It's rare that a British person can start a blog with these words, but wow, is it hot. I think we must have swapped weather with Australia. The sun is blazing, there's no wind, and I'm getting absolutely no work done.
I spent most of this week on the college quad, pretending to write an essay, reading King Lear and working on The Bone Season. I've decided to make a few structural changes to the ending. I've knocked out a few superfluous bits (mostly involving my character being in the bath/pondering the meaning of life/generally not doing anything useful) and started to replace them with scenes that actually move the plot along.
I'd planned for the editing process to happen via a page-by-page agenda, but it's been quite piecemeal recently. My brain and the heat really don't get along too well.
I've been asked a couple of questions by readers, which I shall answer now:
Was it hard for you to start writing your novel?
I started The Bone Season a little while after finishing Aurora, my unpublished first novel. Because I'd had the experience of writing a large novel previously, it wasn't too hard to start again. It was actually very refreshing and exciting to have a clean page in front of me. I had some doubts as to whether I could really produce another 120 000+ words, but once I got started I forgot about the page count. I just wrote and wrote until I reached the end.
The main difficulty in getting started was that I chose to write The Bone Season in first person. Initially this was quite a difficult endeavour, as I hadn't written in first person before and it was hard to find a good 'voice' for my narrator. There's a very fine line between a narrator who is too strong, to an unbelievable extent, and one who is too weak to bear the weight of the story. I tried a few different beginnings until I found one I liked, and developed my narrator's voice as I went on. I found the writing flowed easily once I'd found the right voice.
What sort of fiction books do you read?
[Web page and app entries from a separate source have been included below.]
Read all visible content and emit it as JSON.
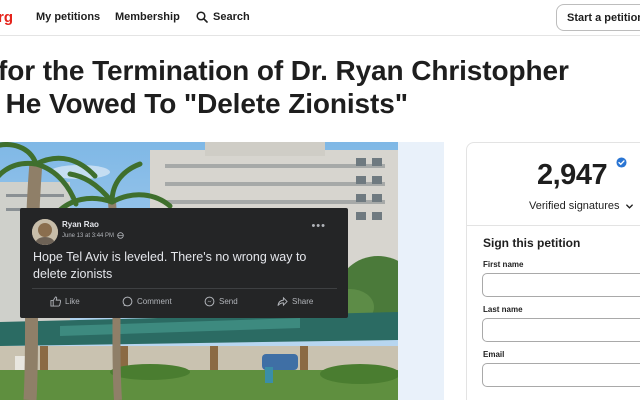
{
  "header": {
    "logo_text": "rg",
    "nav": {
      "my_petitions": "My petitions",
      "membership": "Membership",
      "search": "Search"
    },
    "start_petition": "Start a petition",
    "brand_color": "#e5231b"
  },
  "petition": {
    "title_line1": "for the Termination of Dr. Ryan Christopher",
    "title_line2": " He Vowed To \"Delete Zionists\""
  },
  "post": {
    "author": "Ryan Rao",
    "date": "June 13 at 3:44 PM",
    "text": "Hope Tel Aviv is leveled. There's no wrong way to delete zionists",
    "actions": {
      "like": "Like",
      "comment": "Comment",
      "send": "Send",
      "share": "Share"
    }
  },
  "signatures": {
    "count": "2,947",
    "label": "Verified signatures",
    "badge_color": "#2a75d3"
  },
  "form": {
    "heading": "Sign this petition",
    "first_name_label": "First name",
    "last_name_label": "Last name",
    "email_label": "Email"
  }
}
My absolute favourite book is The Handmaid's Tale by Margaret Atwood. I was given a copy by one of my English teachers before I left for university. It's a beautiful, chilling novel in which women have been stripped of all their rights and liberties, leaving them with only one function: to breed. I remember finishing it for the first time and being left with a sense of real emptiness, and true appreciation for my life. It is a novel that changed my whole perspective on the world, and encouraged me to read (and eventually write) dystopian fiction. You can hear more about why I love The Handmaid's Tale here, in my recent interview with the Cherwell.
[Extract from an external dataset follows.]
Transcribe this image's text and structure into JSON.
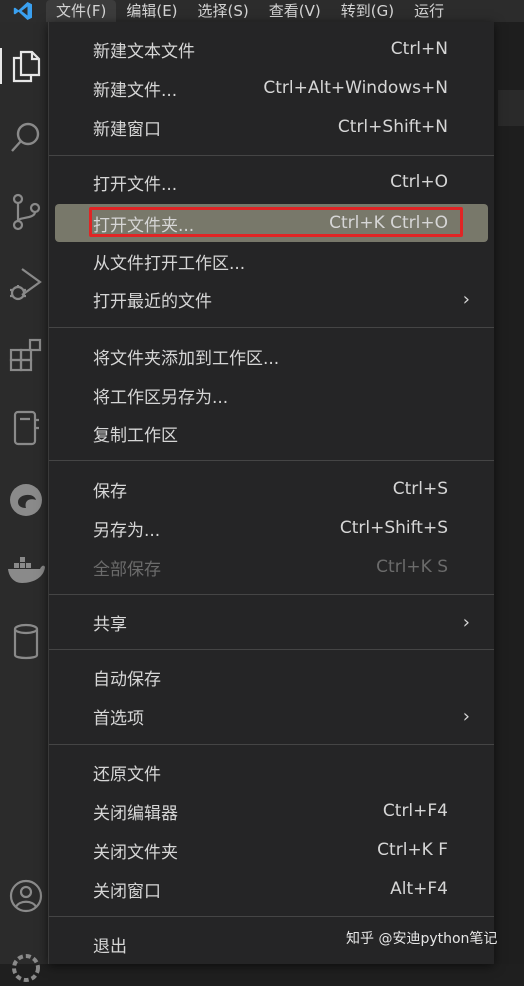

When I was younger I read a huge range of books. Reading was all I really did. I grew up on The Faraway Tree, The Chronicles of Narnia and Harry Potter. I also used to read the 'My Story' historical novels. My favourite of the series was Anne Boleyn and Me: The Diary of Elinor Valjean, London, 1525-1536. I think it was these books that sparked my interest in history, particularly that of the Tudors. I owned most of the series. They're wonderful, accessible books for children to read.
I enjoy most genres of fiction, mainly those with some degree of magic or the supernatural. If they don't have the fantasy element, they're usually [a] mysteries or [b] dystopian. I'm a great fan of Isaac Asimov; I bought The Complete Robot when I was about fourteen, loved every page of it. I've also read all the Sherlock Holmes stories. I remember when I first started to read A Study in Scarlet and literally couldn't put it down, I was so gripped by it. I've always loved the character of Holmes, especially his recent incarnation in Sherlock (played by the very lovely Benedict Cumberbatch). I have a love-hate relationship with crime novels, but Conan Doyle will always be one of my most beloved authors.
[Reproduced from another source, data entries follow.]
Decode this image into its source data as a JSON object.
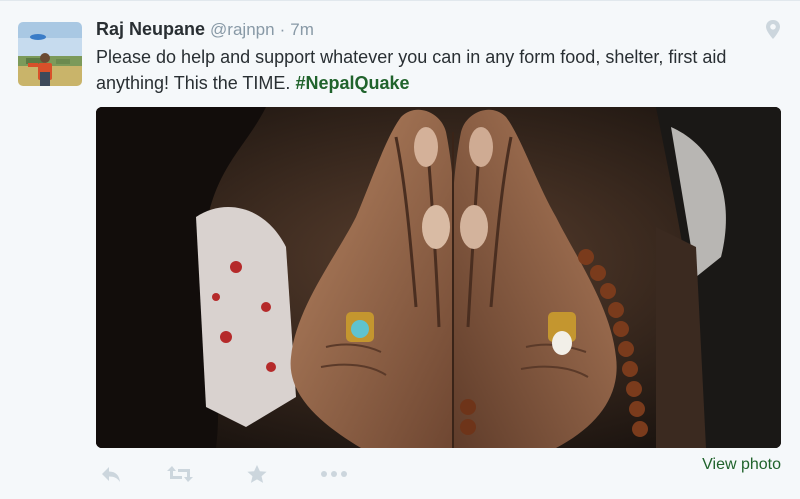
{
  "tweet": {
    "author_name": "Raj Neupane",
    "handle": "@rajnpn",
    "separator": "·",
    "time": "7m",
    "text": "Please do help and support whatever you can in any form food, shelter, first aid anything! This the TIME. ",
    "hashtag": "#NepalQuake",
    "view_photo_label": "View photo"
  },
  "icons": {
    "location": "location-pin-icon",
    "reply": "reply-icon",
    "retweet": "retweet-icon",
    "favorite": "star-icon",
    "more": "more-icon"
  },
  "colors": {
    "background": "#f5f8fa",
    "name": "#292f33",
    "muted": "#8899a6",
    "link": "#20632c",
    "action_icon": "#ccd6dd"
  }
}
I haven't had much time to read for pleasure since going to uni, but I recently started The Song of Achilles by Madeline Miller, which has been shortlisted for the Orange Prize. I'm only six chapters in, but I'm in awe of Ms Miller's delicate, sensory descriptions. It's a shame that Orange are discontinuing their sponsorship of the prize, as it brings some truly talented female writers to public attention.
Finally, I should mention my favourite genre: dystopian or speculative fiction. If you're not sure what a dystopia is, you can take a look at an article I wrote on dystopian cinema. There's something about this genre that's very special to me. Having been asked many times why I enjoy a good dystopia so much, I still can't quite pin it down. I think it's primarily because a repressive environment forces a character to his or her limits, whether physical or emotional. I find that characters are more fun to write in extreme situations. The Handmaid's Tale is my top favourite of the genre, but I also thoroughly enjoyed reading Orwell's classic dystopia Nineteen Eighty-Four and the more modern Never Let Me Go by Kazuo Ishiguro. I also recently finished A Clockwork Orange by Anthony Burgess, which encouraged me to play around with language a little in The Bone Season. If anyone can recommend any dystopian literature, please do – I'd love to take a look.
Anyway, back to editing for the evening. Possibly with a nice cup of tea. Do ask more questions if your interest is tickled.